There have been only 23 births in 28 months of the three-year home-birth trial being run out of Canberra Hospital, prompting criticism that it is too restrictive and the criteria needs to be relaxed.
The Greens, which had concerns from the beginning that the trial would be too restrictive, say it should be reassessed so that it can proceed under different conditions.
First-time mothers and those living outside of the hospital catchment area are ineligible, and women are not allowed to give birth in water.
Submissions from the Australian College of Midwives (ACT) and the Primary Home Birth Midwives at Centenary Hospital for Women and Children both say the trial, which began in October 2016, is inadequate and restrictive.
The Primary Home Birth Midwives say other home birth programs are more liberal, and warn against over-restricting a service.

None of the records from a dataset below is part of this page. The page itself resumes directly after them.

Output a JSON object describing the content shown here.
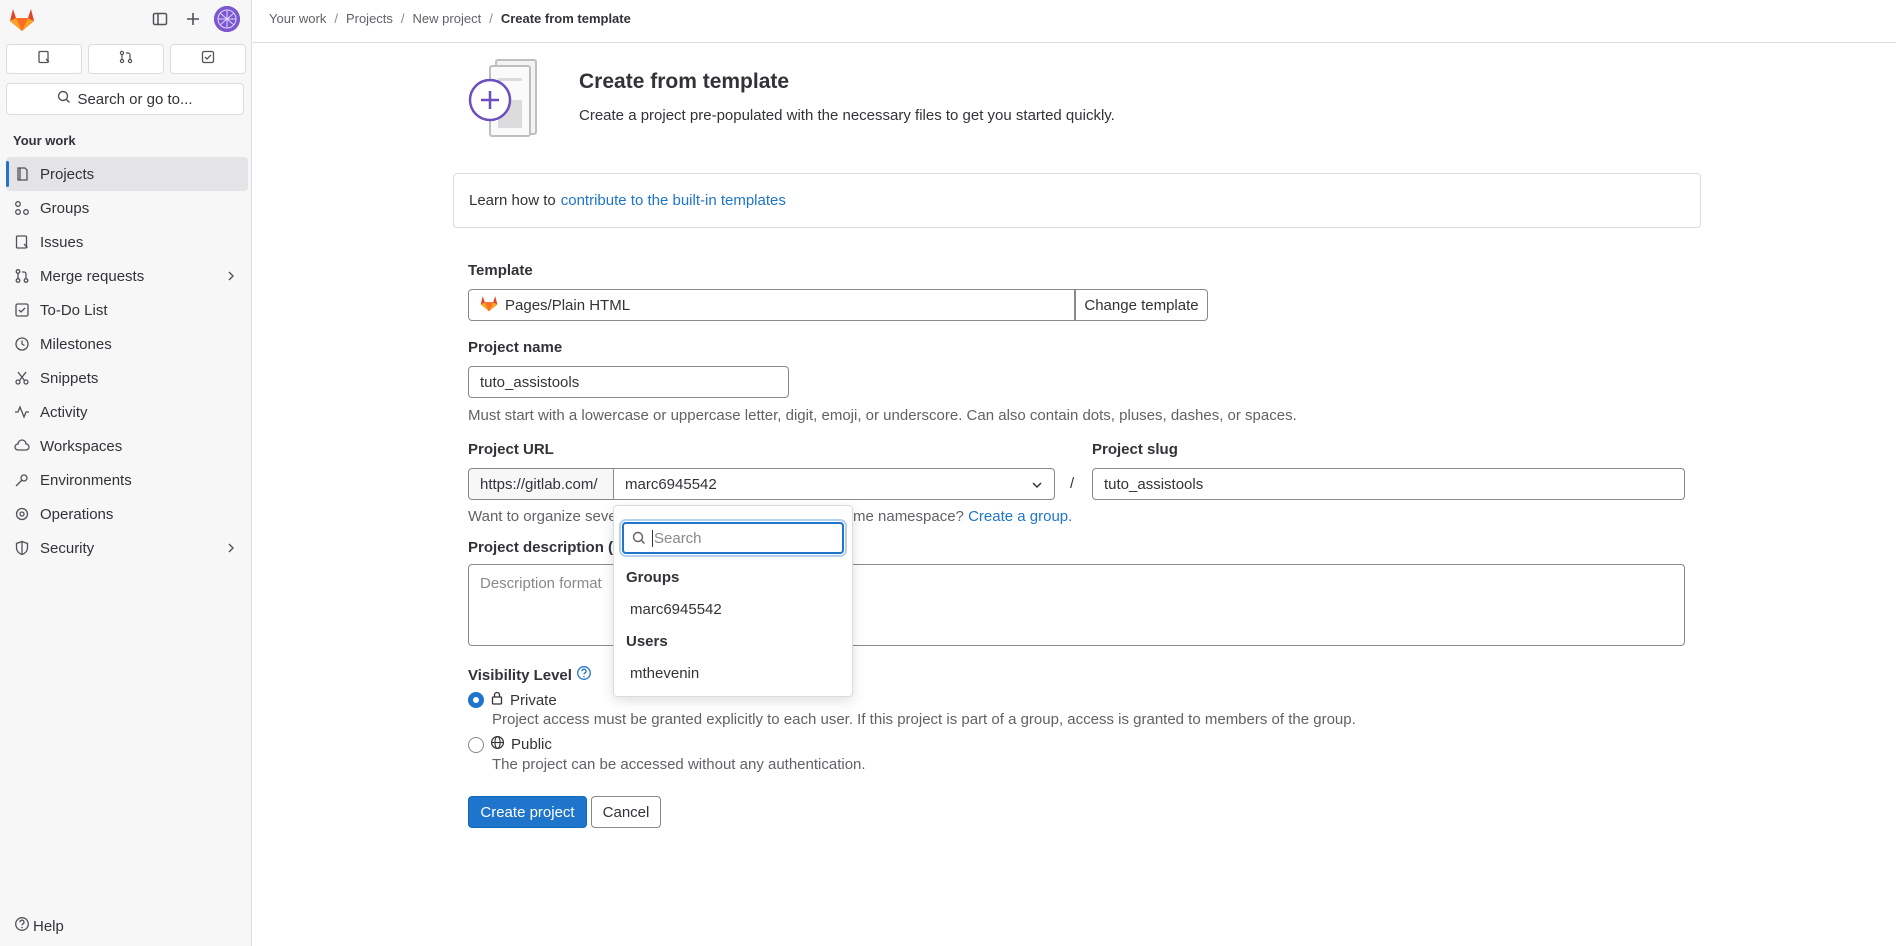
{
  "sidebar": {
    "search_label": "Search or go to...",
    "section_title": "Your work",
    "items": [
      {
        "label": "Projects"
      },
      {
        "label": "Groups"
      },
      {
        "label": "Issues"
      },
      {
        "label": "Merge requests"
      },
      {
        "label": "To-Do List"
      },
      {
        "label": "Milestones"
      },
      {
        "label": "Snippets"
      },
      {
        "label": "Activity"
      },
      {
        "label": "Workspaces"
      },
      {
        "label": "Environments"
      },
      {
        "label": "Operations"
      },
      {
        "label": "Security"
      }
    ],
    "help_label": "Help"
  },
  "breadcrumb": [
    "Your work",
    "Projects",
    "New project",
    "Create from template"
  ],
  "header": {
    "title": "Create from template",
    "subtitle": "Create a project pre-populated with the necessary files to get you started quickly."
  },
  "info": {
    "text": "Learn how to",
    "link": "contribute to the built-in templates"
  },
  "template": {
    "label": "Template",
    "value": "Pages/Plain HTML",
    "change_button": "Change template"
  },
  "project_name": {
    "label": "Project name",
    "value": "tuto_assistools",
    "help": "Must start with a lowercase or uppercase letter, digit, emoji, or underscore. Can also contain dots, pluses, dashes, or spaces."
  },
  "project_url": {
    "label": "Project URL",
    "prefix": "https://gitlab.com/",
    "namespace": "marc6945542",
    "separator": "/",
    "help_visible_start": "Want to organize seve",
    "help_visible_end": "me namespace?",
    "help_link": "Create a group."
  },
  "project_slug": {
    "label": "Project slug",
    "value": "tuto_assistools"
  },
  "description": {
    "label": "Project description (o",
    "placeholder": "Description format"
  },
  "visibility": {
    "label": "Visibility Level",
    "options": [
      {
        "label": "Private",
        "desc": "Project access must be granted explicitly to each user. If this project is part of a group, access is granted to members of the group.",
        "checked": true
      },
      {
        "label": "Public",
        "desc": "The project can be accessed without any authentication.",
        "checked": false
      }
    ]
  },
  "actions": {
    "create": "Create project",
    "cancel": "Cancel"
  },
  "dropdown": {
    "search_placeholder": "Search",
    "groups_header": "Groups",
    "groups": [
      "marc6945542"
    ],
    "users_header": "Users",
    "users": [
      "mthevenin"
    ]
  },
  "colors": {
    "accent": "#1f75cb",
    "brand": "#e24329"
  }
}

“When women cannot access care that meets their needs, they are more likely to look at alternative options, which may include disengaging from services altogether and free birthing. The other alternative is that we force women to seek private midwifery services which can cost them thousands of dollars out of pocket,” the submission said.
They say the trial’s catchment area is also smaller than most others and unnecessary in a city with an excellent road system and ambulance service.
The midwives fear the limitations of the trial threaten its viability as a body of evidence.
Greens leader Shane Rattenbury said it was time to reassess the trial and consider extending it but under a more relaxed set of conditions, saying he had made contact with the Health Minister.
He said the catchment area, based on a 20-minute-or-less journey to Canberra Hospital, meant most of the northern areas of the ACT were excluded.
He said the low number of births was a clear indication that the trial was too restrictive.
“Our advice is that more women would like to have home births. They see it as a viable option, a safe option and a comfortable option,” he said.
“We need to make sure that the range of options are there for people so they can do what’s most comfortable for them and their families.”
Ali Teate, from the Australian College of Midwives, said the College backed expanding the catchment time to 30 minutes, based on the fact that this was the usual lag time for a woman in hospital going to theatre from where she had been labouring.
“If you extended it to 30 minutes that would cover most of the Territory,” she said.
Ms Teate said women had been declined the service because of where they lived and what number baby they were giving birth to, and limiting their options could lead to some birthing at home without support.
She said women who gave birth at home reported high levels of satisfaction, less rates of intervention and surgery, with outcomes similar to those in a hospital setting.
Ms Teate believed one or two of the 23 trial births required a trip to hospital but there had been no risk to mother or baby.
Canberra Health Services said the trial’s final evaluation was planned for late 2019.
“The eligibility criteria for the trial are based on general and clinical guidelines with continuous risk assessments conducted throughout the pregnancy and labour. The eligibility criteria will remain the same until the final evaluation is completed,” a spokesperson said.
“It would not have been appropriate to open the service to all Canberra women at the trial stage. As would be the case with any trial, parameters needed to be set at the start and the sample size needed to be manageable.”
The final evaluation will provide recommendations for publicly funded home birth in the ACT.
For any women interested in finding out more about home birth, there are information sessions coming up at Centenary Hospital for Women and Children Birth Suite (Building 11, Level 3). The next information session will be on Friday 29 March from 5:30pm to 6:30pm.